Supermarket Chains Ecology Question 1

From RankaBrand
Revision as of 13:30, 5 March 2013 by Imke (Talk | contribs)

Jump to: navigation, search

<< back to Supermarket Chains section
Previous: Supermarket Chains Climate Change Question 4
Next: Supermarket Chains Ecology Question 2

Question

Is the rate of organic (food) sales to the total (food) turnover at least 1%, or above the country average rate, or does the brand at least report these annual figures?

Dutch version: Ligt de verhouding in omzet van biologische (food) producten en totale (food) omzet boven de 1%, of boven het landelijke gemiddelde, of rapporteert het merk tenminste deze jaarcijfers?

German version: Ist im Lebensmittelsektor der Marke mindestens 1% (oder mehr als im nationalen Durchschnitt) des Gesamtumsatzes durch den Verkauf umweltzertifizierter Produkte erzielt worden? Oder veröffentlicht das Unternehmen diese Jahreszahlen zumindestens?

References

Organic farming and livestock keeping is in many ways environmental and animal friendlier than conventional farming. Organic farming excludes or strictly limits the use of synthetic fertilizers, chemicals, plant growth regulators such as hormones, livestock antibiotics, food additives, and genetically modified organisms. For this reason, organic products are believed to be healthier for consumers.

In a country like the Netherlands, supermarkets are responsible for the majority of the turnover of organic products. As there are premium prices for organic products, supermarkets are still very hesitantly growing their organic sales, uneasily varying with prices, product ranges, bargains, packaging, marketing strategies and etcetera.
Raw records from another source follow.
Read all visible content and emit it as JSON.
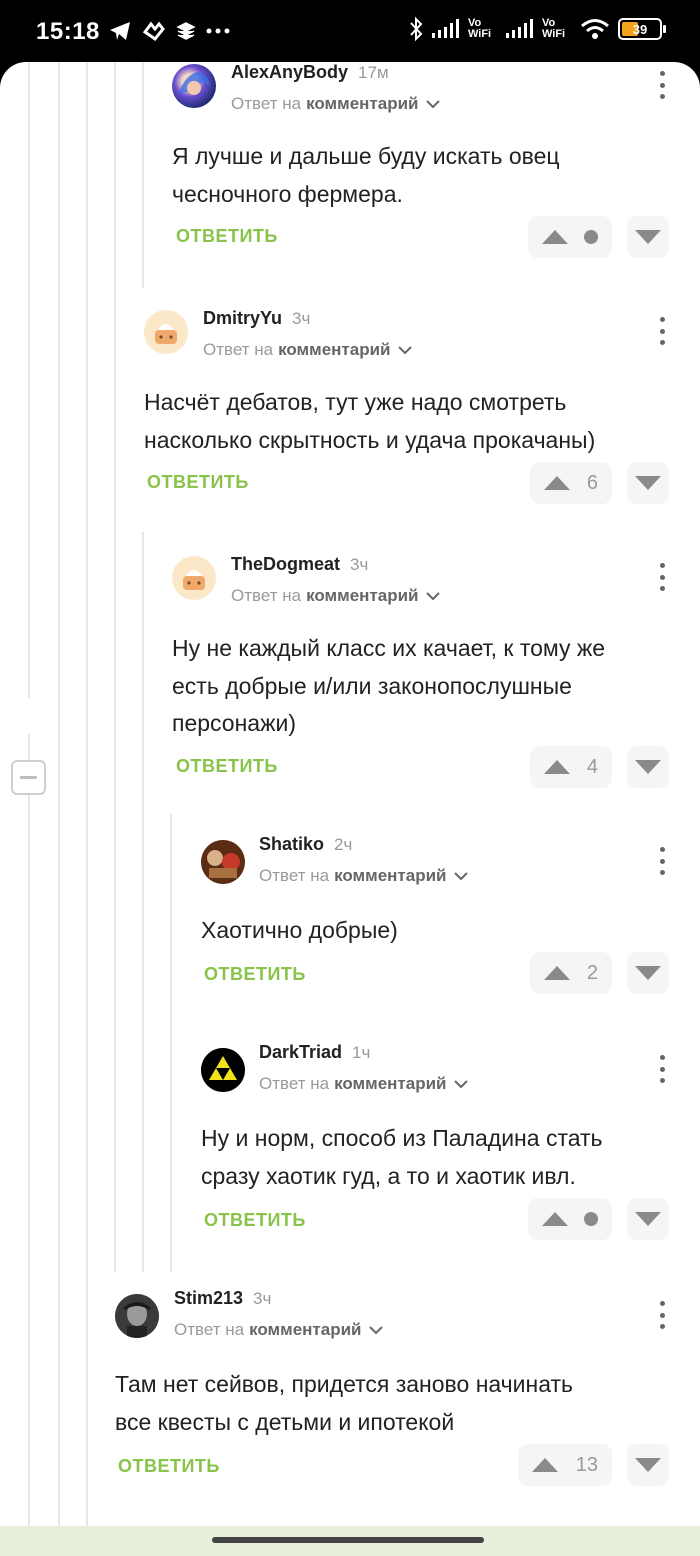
{
  "status_bar": {
    "time": "15:18",
    "left_icons": [
      "telegram-icon",
      "app-icon",
      "stack-icon",
      "more-icon"
    ],
    "right_icons": [
      "bluetooth-icon",
      "signal-icon",
      "signal-icon",
      "wifi-icon"
    ],
    "vo_wifi_1": "Vo WiFi",
    "vo_wifi_2": "Vo WiFi",
    "battery": "39"
  },
  "labels": {
    "reply_prefix": "Ответ на",
    "reply_target": "комментарий",
    "reply_button": "ОТВЕТИТЬ"
  },
  "colors": {
    "accent": "#8ac34a",
    "battery": "#f3a21d"
  },
  "comments": [
    {
      "user": "AlexAnyBody",
      "time": "17м",
      "lines": [
        "Я лучше и дальше буду искать овец",
        "чесночного фермера."
      ],
      "votes": "",
      "avatar": "avatar-anime"
    },
    {
      "user": "DmitryYu",
      "time": "3ч",
      "lines": [
        "Насчёт дебатов, тут уже надо смотреть",
        "насколько скрытность и удача прокачаны)"
      ],
      "votes": "6",
      "avatar": "avatar-default"
    },
    {
      "user": "TheDogmeat",
      "time": "3ч",
      "lines": [
        "Ну не каждый класс их качает, к тому же",
        "есть добрые и/или законопослушные",
        "персонажи)"
      ],
      "votes": "4",
      "avatar": "avatar-default"
    },
    {
      "user": "Shatiko",
      "time": "2ч",
      "lines": [
        "Хаотично добрые)"
      ],
      "votes": "2",
      "avatar": "avatar-mario"
    },
    {
      "user": "DarkTriad",
      "time": "1ч",
      "lines": [
        "Ну и норм, способ из Паладина стать",
        "сразу хаотик гуд, а то и хаотик ивл."
      ],
      "votes": "",
      "avatar": "avatar-triforce"
    },
    {
      "user": "Stim213",
      "time": "3ч",
      "lines": [
        "Там нет сейвов, придется заново начинать",
        "все квесты с детьми и ипотекой"
      ],
      "votes": "13",
      "avatar": "avatar-photo"
    }
  ]
}
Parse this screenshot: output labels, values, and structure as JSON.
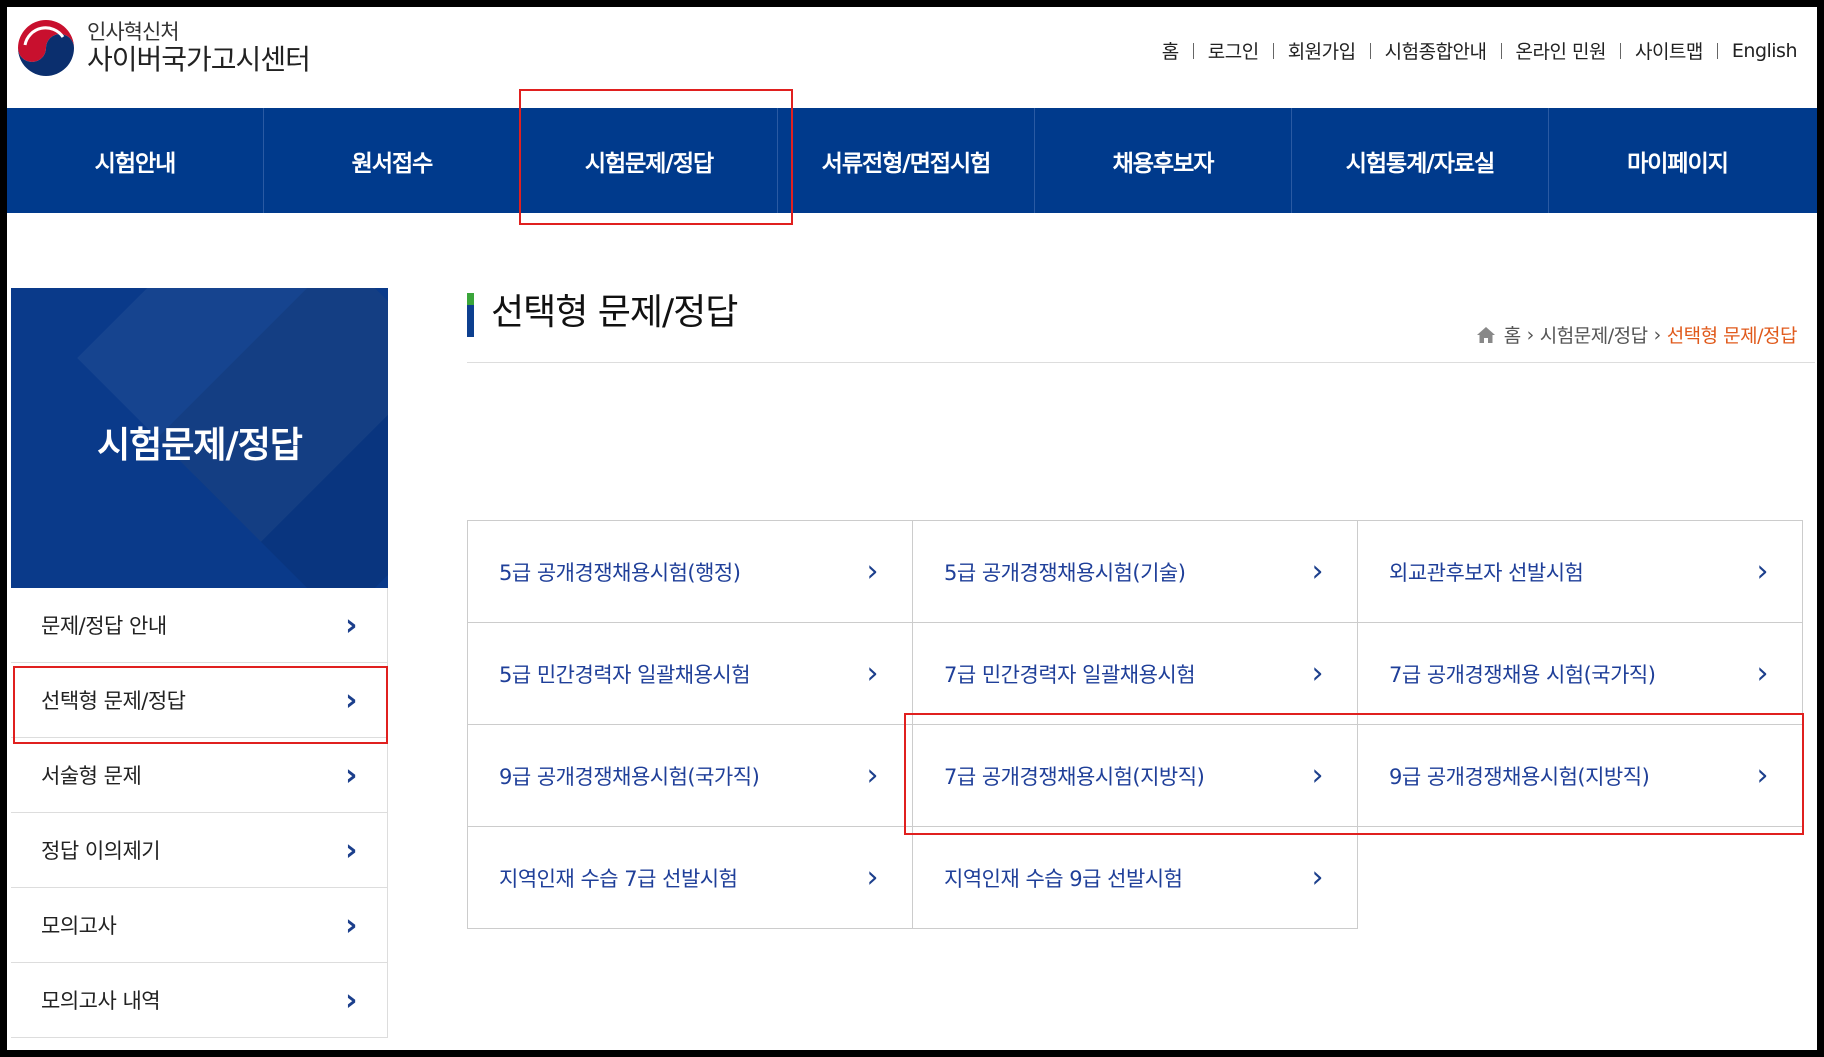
{
  "header": {
    "logo_small": "인사혁신처",
    "logo_big": "사이버국가고시센터",
    "util_nav": [
      "홈",
      "로그인",
      "회원가입",
      "시험종합안내",
      "온라인 민원",
      "사이트맵",
      "English"
    ]
  },
  "gnb": [
    "시험안내",
    "원서접수",
    "시험문제/정답",
    "서류전형/면접시험",
    "채용후보자",
    "시험통계/자료실",
    "마이페이지"
  ],
  "sidebar": {
    "title": "시험문제/정답",
    "items": [
      "문제/정답 안내",
      "선택형 문제/정답",
      "서술형 문제",
      "정답 이의제기",
      "모의고사",
      "모의고사 내역"
    ]
  },
  "content": {
    "title": "선택형 문제/정답",
    "breadcrumb": [
      "홈",
      "시험문제/정답",
      "선택형 문제/정답"
    ],
    "exams": [
      [
        "5급 공개경쟁채용시험(행정)",
        "5급 공개경쟁채용시험(기술)",
        "외교관후보자 선발시험"
      ],
      [
        "5급 민간경력자 일괄채용시험",
        "7급 민간경력자 일괄채용시험",
        "7급 공개경쟁채용 시험(국가직)"
      ],
      [
        "9급 공개경쟁채용시험(국가직)",
        "7급 공개경쟁채용시험(지방직)",
        "9급 공개경쟁채용시험(지방직)"
      ],
      [
        "지역인재 수습 7급 선발시험",
        "지역인재 수습 9급 선발시험"
      ]
    ]
  },
  "colors": {
    "navy": "#003a8c",
    "highlight_red": "#e0201f",
    "breadcrumb_current": "#e05a1c",
    "link_blue": "#1f3f99"
  }
}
To measure the real performances of supermarkets, the best way is to compare the organic (food) products turnover to the total (food) turnover. This is not a common reporting practice for the Dutch supermarket chains, where in general, CSR reporting with concrete numbers is pretty uncommon. The ‘less bad practice’ is given by Albert Heijn, stating that 60% of the organic products sold in the Netherlands by supermarkets were sold by Albert Heijn. With a market share of approximately 33%, this is clearly above the country average.

Note that for the Netherlands, the marketshare of organic food was 1.7 percent in 2010 [1].

Note that turnover may be defined both in terms of turnover and number of products sold.

Note that supermarket chains may offer a substantial share of non-food products. In that case it is proper to compare the organic food to the total food turnover.